The General Education Astronomy Source (GEAS) project is an astronomy education program based at New Mexico State University (NMSU). We have developed a set of resources for traditional and distance-learning undergraduate introductory astronomy courses. These materials aim to increase success for underrepresented students in New Mexico and throughout the world by addressing two key needs. They provide a mechanism for students to review basic math and science and explore current astronomy topics at their own pace, and they allow students whose work and family commitments complicate in-class, on-campus attendance to successfully pursue an accredited laboratory-based science course, mandatory in statewide graduation requirements.
The demand for higher education distance learning laboratory science courses is high in New Mexico, but offerings are limited. There is a strong unmet need, as a substantial fraction of students find it challenging to migrate to university campuses rather than remaining in the surrounding areas, and another fraction have work and family responsibilities which make it difficult for them to attend afternoon and evening class sessions. Historically, astronomy laboratory sections have filled to only 40% when held in the late afternoon or evening at NMSU, while the demand for sections which meet earlier in the day overwhelms the supply. Due to the limited availability of laboratory-appropriate space on campus we are at capacity during early time slots, and thus students who need these courses to graduate may be turned away every semester.

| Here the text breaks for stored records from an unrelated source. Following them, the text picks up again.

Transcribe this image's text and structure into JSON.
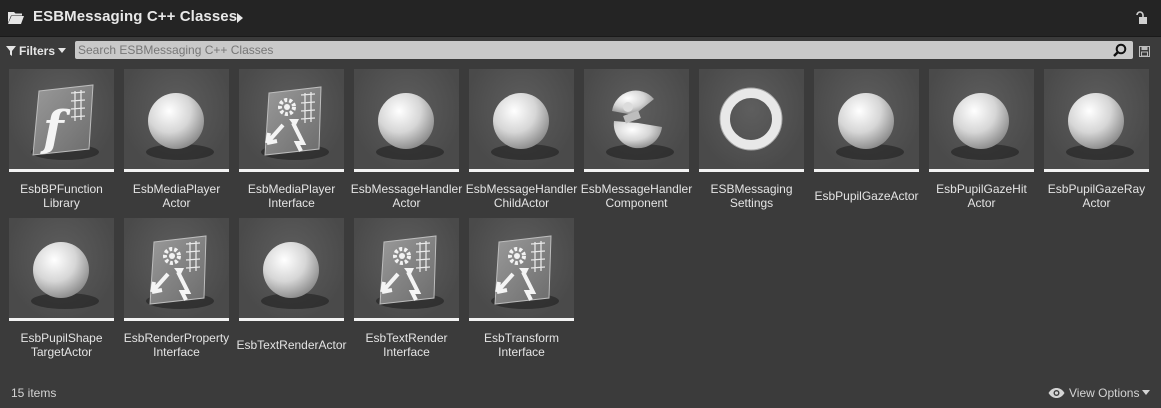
{
  "header": {
    "title": "ESBMessaging C++ Classes",
    "folder_icon": "folder-open-icon",
    "arrow_icon": "chevron-right-icon",
    "lock_icon": "lock-icon"
  },
  "toolbar": {
    "filters_label": "Filters",
    "search_placeholder": "Search ESBMessaging C++ Classes",
    "search_value": ""
  },
  "assets": [
    {
      "line1": "EsbBPFunction",
      "line2": "Library",
      "icon": "function-library-icon"
    },
    {
      "line1": "EsbMediaPlayer",
      "line2": "Actor",
      "icon": "sphere-actor-icon"
    },
    {
      "line1": "EsbMediaPlayer",
      "line2": "Interface",
      "icon": "interface-icon"
    },
    {
      "line1": "EsbMessageHandler",
      "line2": "Actor",
      "icon": "sphere-actor-icon"
    },
    {
      "line1": "EsbMessageHandler",
      "line2": "ChildActor",
      "icon": "sphere-actor-icon"
    },
    {
      "line1": "EsbMessageHandler",
      "line2": "Component",
      "icon": "component-icon"
    },
    {
      "line1": "ESBMessaging",
      "line2": "Settings",
      "icon": "settings-ring-icon"
    },
    {
      "line1": "EsbPupilGazeActor",
      "line2": "",
      "icon": "sphere-actor-icon"
    },
    {
      "line1": "EsbPupilGazeHit",
      "line2": "Actor",
      "icon": "sphere-actor-icon"
    },
    {
      "line1": "EsbPupilGazeRay",
      "line2": "Actor",
      "icon": "sphere-actor-icon"
    },
    {
      "line1": "EsbPupilShape",
      "line2": "TargetActor",
      "icon": "sphere-actor-icon"
    },
    {
      "line1": "EsbRenderProperty",
      "line2": "Interface",
      "icon": "interface-icon"
    },
    {
      "line1": "EsbTextRenderActor",
      "line2": "",
      "icon": "sphere-actor-icon"
    },
    {
      "line1": "EsbTextRender",
      "line2": "Interface",
      "icon": "interface-icon"
    },
    {
      "line1": "EsbTransform",
      "line2": "Interface",
      "icon": "interface-icon"
    }
  ],
  "footer": {
    "item_count": "15 items",
    "view_options_label": "View Options"
  }
}
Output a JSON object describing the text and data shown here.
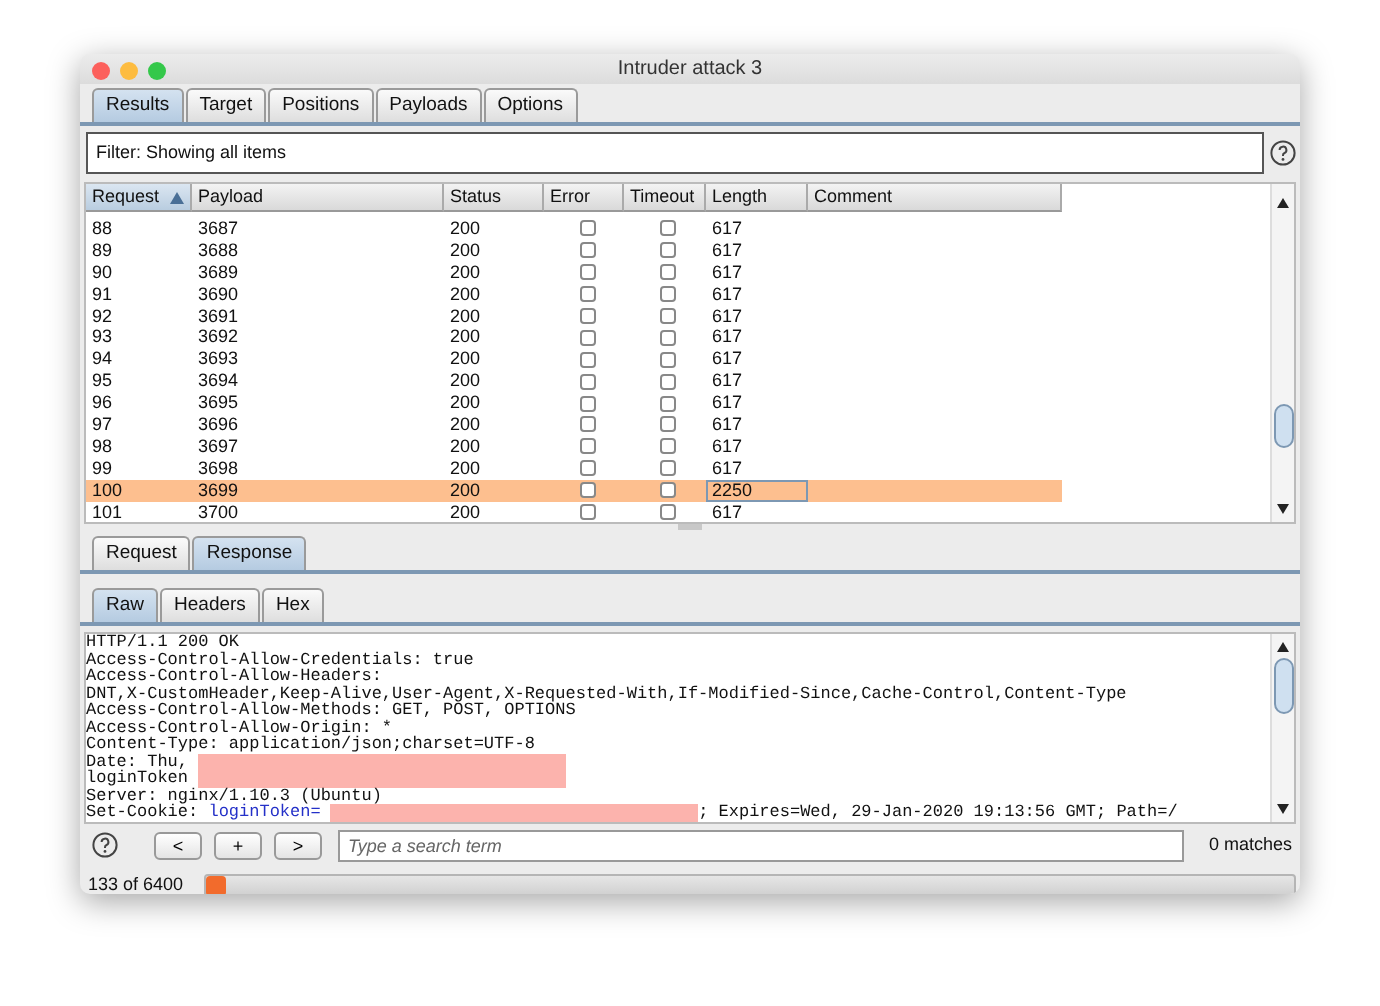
{
  "window": {
    "title": "Intruder attack 3"
  },
  "tabs": [
    {
      "label": "Results",
      "selected": true
    },
    {
      "label": "Target",
      "selected": false
    },
    {
      "label": "Positions",
      "selected": false
    },
    {
      "label": "Payloads",
      "selected": false
    },
    {
      "label": "Options",
      "selected": false
    }
  ],
  "filter": {
    "text": "Filter: Showing all items"
  },
  "table": {
    "columns": [
      {
        "label": "Request",
        "sorted": true
      },
      {
        "label": "Payload",
        "sorted": false
      },
      {
        "label": "Status",
        "sorted": false
      },
      {
        "label": "Error",
        "sorted": false
      },
      {
        "label": "Timeout",
        "sorted": false
      },
      {
        "label": "Length",
        "sorted": false
      },
      {
        "label": "Comment",
        "sorted": false
      }
    ],
    "rows": [
      {
        "request": "88",
        "payload": "3687",
        "status": "200",
        "error": false,
        "timeout": false,
        "length": "617",
        "selected": false
      },
      {
        "request": "89",
        "payload": "3688",
        "status": "200",
        "error": false,
        "timeout": false,
        "length": "617",
        "selected": false
      },
      {
        "request": "90",
        "payload": "3689",
        "status": "200",
        "error": false,
        "timeout": false,
        "length": "617",
        "selected": false
      },
      {
        "request": "91",
        "payload": "3690",
        "status": "200",
        "error": false,
        "timeout": false,
        "length": "617",
        "selected": false
      },
      {
        "request": "92",
        "payload": "3691",
        "status": "200",
        "error": false,
        "timeout": false,
        "length": "617",
        "selected": false
      },
      {
        "request": "93",
        "payload": "3692",
        "status": "200",
        "error": false,
        "timeout": false,
        "length": "617",
        "selected": false
      },
      {
        "request": "94",
        "payload": "3693",
        "status": "200",
        "error": false,
        "timeout": false,
        "length": "617",
        "selected": false
      },
      {
        "request": "95",
        "payload": "3694",
        "status": "200",
        "error": false,
        "timeout": false,
        "length": "617",
        "selected": false
      },
      {
        "request": "96",
        "payload": "3695",
        "status": "200",
        "error": false,
        "timeout": false,
        "length": "617",
        "selected": false
      },
      {
        "request": "97",
        "payload": "3696",
        "status": "200",
        "error": false,
        "timeout": false,
        "length": "617",
        "selected": false
      },
      {
        "request": "98",
        "payload": "3697",
        "status": "200",
        "error": false,
        "timeout": false,
        "length": "617",
        "selected": false
      },
      {
        "request": "99",
        "payload": "3698",
        "status": "200",
        "error": false,
        "timeout": false,
        "length": "617",
        "selected": false
      },
      {
        "request": "100",
        "payload": "3699",
        "status": "200",
        "error": false,
        "timeout": false,
        "length": "2250",
        "selected": true
      },
      {
        "request": "101",
        "payload": "3700",
        "status": "200",
        "error": false,
        "timeout": false,
        "length": "617",
        "selected": false
      }
    ]
  },
  "message_tabs": [
    {
      "label": "Request",
      "selected": false
    },
    {
      "label": "Response",
      "selected": true
    }
  ],
  "view_tabs": [
    {
      "label": "Raw",
      "selected": true
    },
    {
      "label": "Headers",
      "selected": false
    },
    {
      "label": "Hex",
      "selected": false
    }
  ],
  "response_lines": [
    [
      {
        "kind": "plain",
        "text": "HTTP/1.1 200 OK"
      }
    ],
    [
      {
        "kind": "plain",
        "text": "Access-Control-Allow-Credentials: true"
      }
    ],
    [
      {
        "kind": "plain",
        "text": "Access-Control-Allow-Headers:"
      }
    ],
    [
      {
        "kind": "plain",
        "text": "DNT,X-CustomHeader,Keep-Alive,User-Agent,X-Requested-With,If-Modified-Since,Cache-Control,Content-Type"
      }
    ],
    [
      {
        "kind": "plain",
        "text": "Access-Control-Allow-Methods: GET, POST, OPTIONS"
      }
    ],
    [
      {
        "kind": "plain",
        "text": "Access-Control-Allow-Origin: *"
      }
    ],
    [
      {
        "kind": "plain",
        "text": "Content-Type: application/json;charset=UTF-8"
      }
    ],
    [
      {
        "kind": "plain",
        "text": "Date: Thu,"
      },
      {
        "kind": "redacted"
      }
    ],
    [
      {
        "kind": "plain",
        "text": "loginToken"
      },
      {
        "kind": "redacted"
      }
    ],
    [
      {
        "kind": "plain",
        "text": "Server: nginx/1.10.3 (Ubuntu)"
      }
    ],
    [
      {
        "kind": "plain",
        "text": "Set-Cookie:"
      },
      {
        "kind": "key",
        "text": "loginToken="
      },
      {
        "kind": "redacted"
      },
      {
        "kind": "plain",
        "text": "; Expires=Wed, 29-Jan-2020 19:13:56 GMT; Path=/"
      }
    ]
  ],
  "search": {
    "buttons": [
      "<",
      "+",
      ">"
    ],
    "placeholder": "Type a search term",
    "matches": "0 matches"
  },
  "progress": {
    "text": "133 of 6400",
    "level": 0.02
  }
}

By increasing access to laboratory science courses through distance learning, we can remove a significant barrier to completion of the bachelor's degree in New Mexico. Our program aids in integrating promising New Mexico students with an incipient interest in STEM fields into the college environment, a particularly crucial aid for the large fraction who form the first generation of high school graduates within their families. It can improve retention rates for at-risk students with limited math and science backgrounds, while stimulating interest in the pursuit of Science, Technology, Engineering, and Mathematics (STEM) careers for STEM-field majors. Our materials can also deepen the scientific training for pre-service teachers and thus improve the K-12 educational experience for the next generation of students.
Our program comprises four primary components, based on 26 lecture modules starting with exploration of the solar system and ending with the cosmology of the early universe.
An extensive, interactive self-review library covering all 26 lecture modules provides students with instruction tailored to their rate of learning and mathematical abilities, with personal feedback, as they integrate new knowledge into their existing view of the universe. Students each complete roughly 1,600 problems over a semester, drawing from an archive of over 12,000 questions presenting both conceptual and mathematically-focused challenges.
An instructor analysis tool for reviewing student work archives copies of each exercise completed by every student, including the details of incorrect answers, and reveals trends with topic and time for individuals and groups. Instructors are able to monitor individual and group progress, tracking every facet of student action and the global response to individual topics of study.
A set of laboratory exercises suitable for in-class or distance learning introduces the scientific method of experimentation and presents key experiments in observational astronomy tied to the lecture topics. Students perform experiments, analyze data, and write laboratory reports using an interactive system which provides continuous feedback from instructors and peers through online document-sharing.
Experiments are divided between hands-on projects that allow students to plan and execute their own experiments and exploration of modern astronomical data based on images and spectra of planets, stars, and galaxies.
Audio recordings for each lecture module are synced to lecture slides, allowing students to interweave written and audio materials and to listen to (and review) podcasts of lectures while exercising or traveling.
A series of short films highlights diverse members of underrepresented groups with careers in astronomy-related STEM fields, reinforcing a message of inclusion for underrepresented students in the future STEM generation. Our stars are astronomers, engineers, librarians, and even museum directors, all of whom have productive careers in astronomy-related areas.
Our staff invites you to learn more about our astronomy education program. We are interested in collaborating with science instructors at four-year institutions and community colleges and in dual-credit high school programs, to extend the reach of astronomy education in the Southwest Border Region and beyond. If you think that you would benefit from using our resources in an educational or outreach setting, or would like to learn more about our program, please contact us.
If you are working with students at any level and think that our materials could help you to continue teaching while dealing with the impact of the COVID-19 coronavirus on your community, please do not hesitate to contact us. We can help you to integrate them into an existing program, and discuss how to use them to teach distance learners (such as students working from home).
Learn more about our program in a 2013 Astronomy magazine article, a 2013 article in the American Journal of Distance Education (A New Resource for College Distance Education Astronomy Laboratory Exercises), and a 2015 article in Cogent Education (An Online Tutor for Astronomy: The GEAS Self-Review Library).
Our materials are used throughout the USA (and beyond), and we are always happy to work with new instructors.